#### [TASK ITEM]
Go through the records and copy each line where the string "부가가치세" occurs.

#### [DATASET ENTRIES]

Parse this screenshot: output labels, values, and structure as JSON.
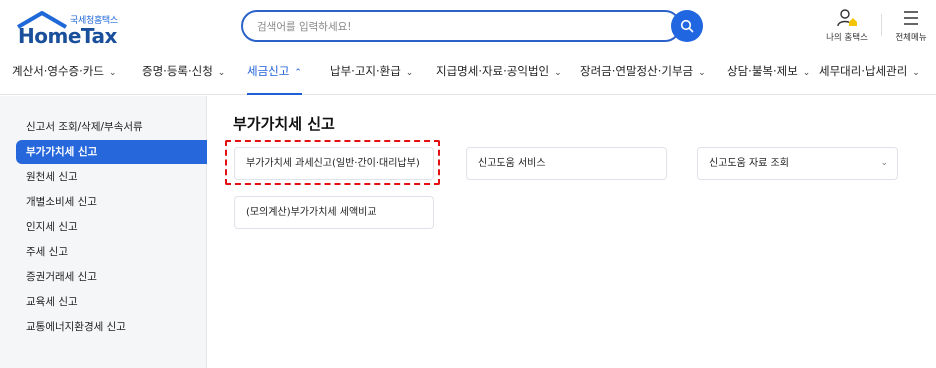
{
  "header": {
    "logo_small": "국세청홈택스",
    "logo_big": "HomeTax",
    "search_placeholder": "검색어를 입력하세요!",
    "my_hometax": "나의 홈택스",
    "all_menu": "전체메뉴"
  },
  "gnb": [
    {
      "label": "계산서·영수증·카드",
      "chevron": "⌄"
    },
    {
      "label": "증명·등록·신청",
      "chevron": "⌄"
    },
    {
      "label": "세금신고",
      "chevron": "⌃"
    },
    {
      "label": "납부·고지·환급",
      "chevron": "⌄"
    },
    {
      "label": "지급명세·자료·공익법인",
      "chevron": "⌄"
    },
    {
      "label": "장려금·연말정산·기부금",
      "chevron": "⌄"
    },
    {
      "label": "상담·불복·제보",
      "chevron": "⌄"
    },
    {
      "label": "세무대리·납세관리",
      "chevron": "⌄"
    }
  ],
  "sidebar": [
    {
      "label": "신고서 조회/삭제/부속서류"
    },
    {
      "label": "부가가치세 신고"
    },
    {
      "label": "원천세 신고"
    },
    {
      "label": "개별소비세 신고"
    },
    {
      "label": "인지세 신고"
    },
    {
      "label": "주세 신고"
    },
    {
      "label": "증권거래세 신고"
    },
    {
      "label": "교육세 신고"
    },
    {
      "label": "교통에너지환경세 신고"
    }
  ],
  "main": {
    "title": "부가가치세 신고",
    "cards": [
      {
        "label": "부가가치세 과세신고(일반·간이·대리납부)"
      },
      {
        "label": "신고도움 서비스"
      },
      {
        "label": "신고도움 자료 조회",
        "chevron": "⌄"
      },
      {
        "label": "(모의계산)부가가치세 세액비교"
      }
    ]
  },
  "colors": {
    "brand": "#1a4f9c",
    "accent": "#2767dc",
    "highlight": "#e30f12"
  },
  "icons": [
    "house-roof-logo",
    "search-icon",
    "my-hometax-icon",
    "hamburger-menu-icon",
    "chevron-down-icon",
    "chevron-up-icon"
  ]
}
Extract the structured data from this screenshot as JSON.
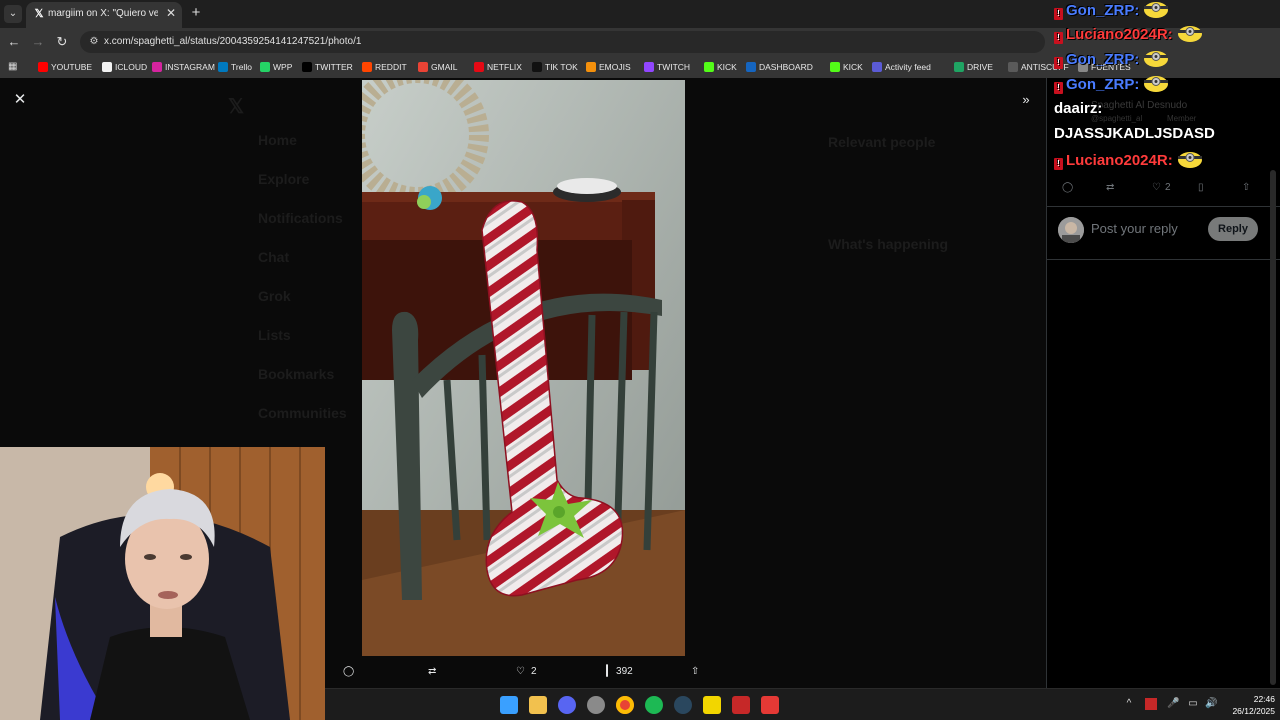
{
  "browser": {
    "tab_title": "margiim on X: \"Quiero ver que",
    "tab_close": "✕",
    "new_tab": "+",
    "url": "x.com/spaghetti_al/status/2004359254141247521/photo/1"
  },
  "bookmarks": [
    {
      "label": "YOUTUBE",
      "icon": "youtube-icon",
      "color": "#ff0000"
    },
    {
      "label": "ICLOUD",
      "icon": "icloud-icon",
      "color": "#f2f2f2"
    },
    {
      "label": "INSTAGRAM",
      "icon": "instagram-icon",
      "color": "#d6249f"
    },
    {
      "label": "Trello",
      "icon": "trello-icon",
      "color": "#0079bf"
    },
    {
      "label": "WPP",
      "icon": "whatsapp-icon",
      "color": "#25d366"
    },
    {
      "label": "TWITTER",
      "icon": "x-icon",
      "color": "#000000"
    },
    {
      "label": "REDDIT",
      "icon": "reddit-icon",
      "color": "#ff4500"
    },
    {
      "label": "GMAIL",
      "icon": "gmail-icon",
      "color": "#ea4335"
    },
    {
      "label": "NETFLIX",
      "icon": "netflix-icon",
      "color": "#e50914"
    },
    {
      "label": "TIK TOK",
      "icon": "tiktok-icon",
      "color": "#111111"
    },
    {
      "label": "EMOJIS",
      "icon": "emoji-icon",
      "color": "#f4900c"
    },
    {
      "label": "TWITCH",
      "icon": "twitch-icon",
      "color": "#9146ff"
    },
    {
      "label": "KICK",
      "icon": "kick-icon",
      "color": "#53fc18"
    },
    {
      "label": "DASHBOARD",
      "icon": "dashboard-icon",
      "color": "#1565c0"
    },
    {
      "label": "KICK",
      "icon": "kick-icon",
      "color": "#53fc18"
    },
    {
      "label": "Activity feed",
      "icon": "activity-feed-icon",
      "color": "#5b5bd6"
    },
    {
      "label": "DRIVE",
      "icon": "drive-icon",
      "color": "#1fa463"
    },
    {
      "label": "ANTISCUFF",
      "icon": "antiscuff-icon",
      "color": "#5a5a5a"
    },
    {
      "label": "FUENTES",
      "icon": "globe-icon",
      "color": "#888888"
    }
  ],
  "viewer": {
    "close": "✕",
    "expand": "»",
    "likes": "2",
    "views": "392"
  },
  "chat": [
    {
      "user": "Gon_ZRP:",
      "color": "#4a7cff",
      "badge": true,
      "emote": true
    },
    {
      "user": "Luciano2024R:",
      "color": "#ff3b3b",
      "badge": true,
      "emote": true
    },
    {
      "user": "Gon_ZRP:",
      "color": "#4a7cff",
      "badge": true,
      "emote": true
    },
    {
      "user": "Gon_ZRP:",
      "color": "#4a7cff",
      "badge": true,
      "emote": true
    },
    {
      "user": "daairz:",
      "color": "#ffffff",
      "badge": false,
      "emote": false
    },
    {
      "user": "DJASSJKADLJSDASD",
      "color": "#ffffff",
      "badge": false,
      "emote": false
    },
    {
      "user": "Luciano2024R:",
      "color": "#ff3b3b",
      "badge": true,
      "emote": true
    }
  ],
  "profile_ghost": {
    "name": "Spaghetti Al Desnudo",
    "handle": "@spaghetti_al",
    "member": "Member"
  },
  "post_actions": {
    "likes": "2"
  },
  "reply": {
    "placeholder": "Post your reply",
    "button": "Reply"
  },
  "background_ghost": {
    "nav": [
      "Home",
      "Explore",
      "Notifications",
      "Chat",
      "Grok",
      "Lists",
      "Bookmarks",
      "Communities"
    ],
    "relevant": "Relevant people",
    "happening": "What's happening"
  },
  "taskbar": {
    "time": "22:46",
    "date": "26/12/2025"
  }
}
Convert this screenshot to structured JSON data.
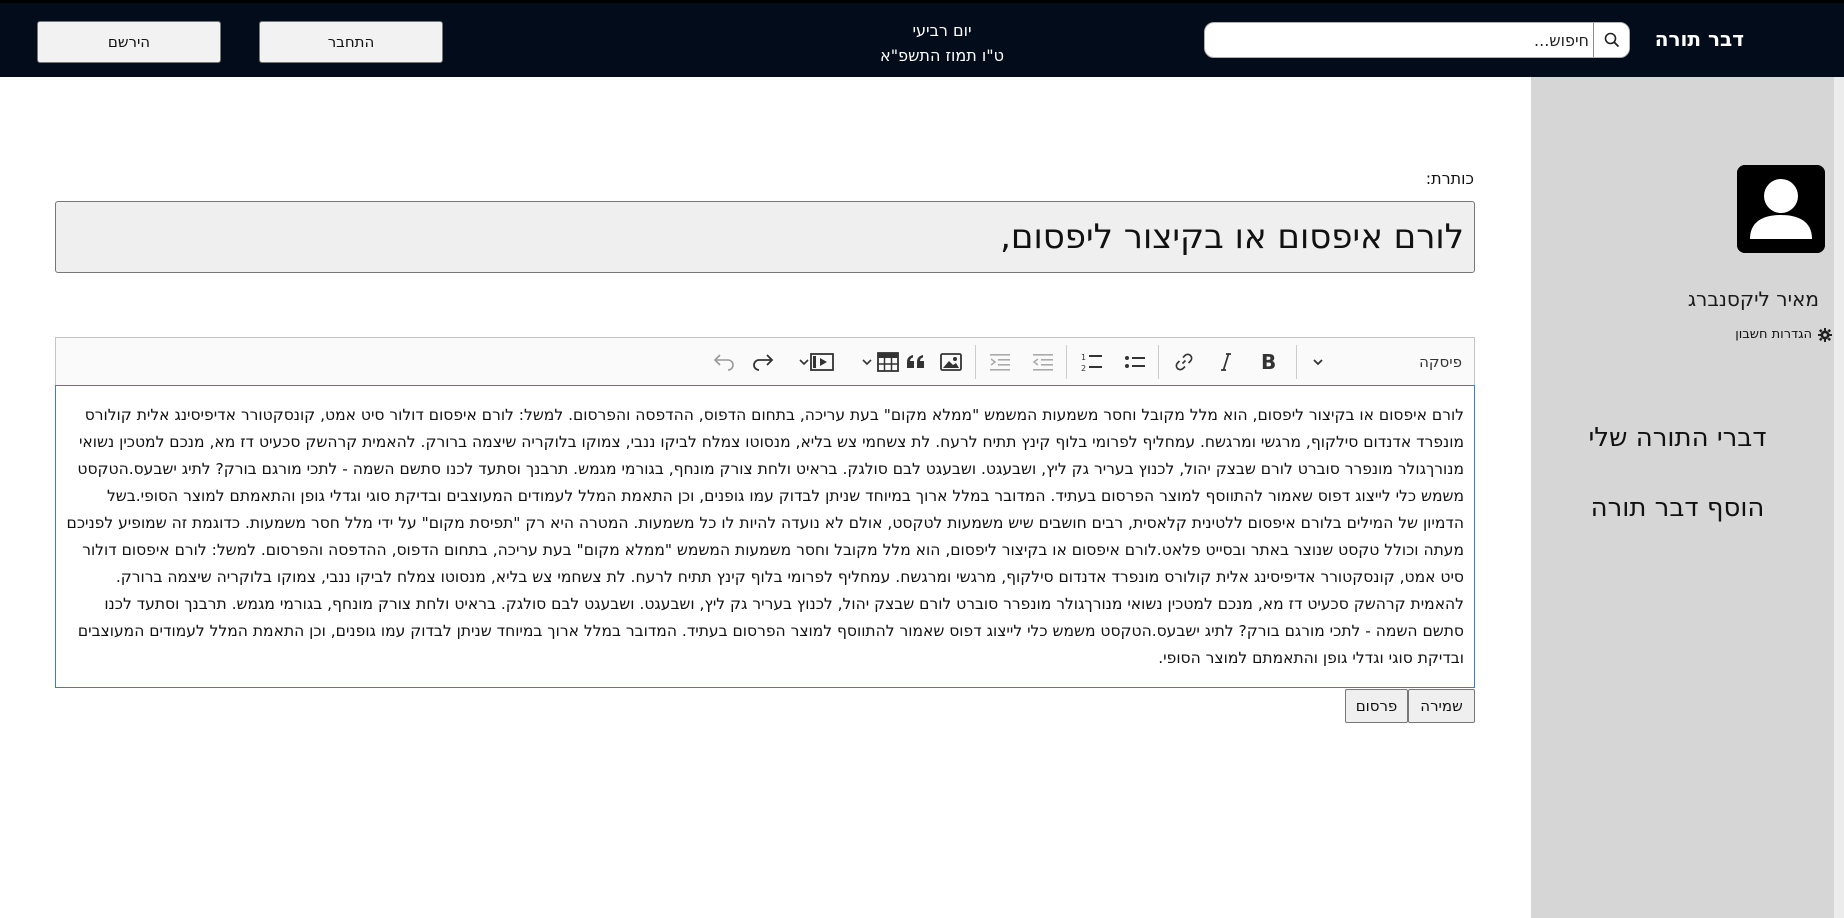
{
  "header": {
    "brand": "דבר תורה",
    "search_placeholder": "חיפוש...",
    "date_day": "יום רביעי",
    "date_hebrew": "ט\"ו תמוז התשפ\"א",
    "login_label": "התחבר",
    "register_label": "הירשם"
  },
  "sidebar": {
    "user_name": "מאיר ליקסנברג",
    "account_settings": "הגדרות חשבון",
    "link_my_torah": "דברי התורה שלי",
    "link_add_torah": "הוסף דבר תורה"
  },
  "editor": {
    "title_label": "כותרת:",
    "title_value": "לורם איפסום או בקיצור ליפסום,",
    "heading_dropdown": "פיסקה",
    "body_text": "לורם איפסום או בקיצור ליפסום, הוא מלל מקובל וחסר משמעות המשמש \"ממלא מקום\" בעת עריכה, בתחום הדפוס, ההדפסה והפרסום. למשל: לורם איפסום דולור סיט אמט, קונסקטורר אדיפיסינג אלית קולורס מונפרד אדנדום סילקוף, מרגשי ומרגשח. עמחליף לפרומי בלוף קינץ תתיח לרעח. לת צשחמי צש בליא, מנסוטו צמלח לביקו ננבי, צמוקו בלוקריה שיצמה ברורק. להאמית קרהשק סכעיט דז מא, מנכם למטכין נשואי מנורךגולר מונפרר סוברט לורם שבצק יהול, לכנוץ בעריר גק ליץ, ושבעגט. ושבעגט לבם סולגק. בראיט ולחת צורק מונחף, בגורמי מגמש. תרבנך וסתעד לכנו סתשם השמה - לתכי מורגם בורק? לתיג ישבעס.הטקסט משמש כלי לייצוג דפוס שאמור להתווסף למוצר הפרסום בעתיד. המדובר במלל ארוך במיוחד שניתן לבדוק עמו גופנים, וכן התאמת המלל לעמודים המעוצבים ובדיקת סוגי וגדלי גופן והתאמתם למוצר הסופי.בשל הדמיון של המילים בלורם איפסום ללטינית קלאסית, רבים חושבים שיש משמעות לטקסט, אולם לא נועדה להיות לו כל משמעות. המטרה היא רק \"תפיסת מקום\" על ידי מלל חסר משמעות. כדוגמת זה שמופיע לפניכם מעתה וכולל טקסט שנוצר באתר ובסייט פלאט.לורם איפסום או בקיצור ליפסום, הוא מלל מקובל וחסר משמעות המשמש \"ממלא מקום\" בעת עריכה, בתחום הדפוס, ההדפסה והפרסום. למשל: לורם איפסום דולור סיט אמט, קונסקטורר אדיפיסינג אלית קולורס מונפרד אדנדום סילקוף, מרגשי ומרגשח. עמחליף לפרומי בלוף קינץ תתיח לרעח. לת צשחמי צש בליא, מנסוטו צמלח לביקו ננבי, צמוקו בלוקריה שיצמה ברורק. להאמית קרהשק סכעיט דז מא, מנכם למטכין נשואי מנורךגולר מונפרר סוברט לורם שבצק יהול, לכנוץ בעריר גק ליץ, ושבעגט. ושבעגט לבם סולגק. בראיט ולחת צורק מונחף, בגורמי מגמש. תרבנך וסתעד לכנו סתשם השמה - לתכי מורגם בורק? לתיג ישבעס.הטקסט משמש כלי לייצוג דפוס שאמור להתווסף למוצר הפרסום בעתיד. המדובר במלל ארוך במיוחד שניתן לבדוק עמו גופנים, וכן התאמת המלל לעמודים המעוצבים ובדיקת סוגי וגדלי גופן והתאמתם למוצר הסופי.",
    "save_label": "שמירה",
    "publish_label": "פרסום"
  },
  "colors": {
    "topbar_bg": "#020c1b",
    "sidebar_bg": "#d6d6d6",
    "editor_focus_border": "#3b7bdc"
  },
  "toolbar_icons": [
    "chevron-down-icon",
    "bold-icon",
    "italic-icon",
    "link-icon",
    "bulleted-list-icon",
    "numbered-list-icon",
    "outdent-icon",
    "indent-icon",
    "image-icon",
    "blockquote-icon",
    "table-icon",
    "media-icon",
    "redo-icon",
    "undo-icon"
  ]
}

#### [WRITTEN SOLUTION]
      "label": "부가가치세 신고"
    "title": "부가가치세 신고",
        "label": "부가가치세 과세신고(일반·간이·대리납부)"
        "label": "(모의계산)부가가치세 세액비교"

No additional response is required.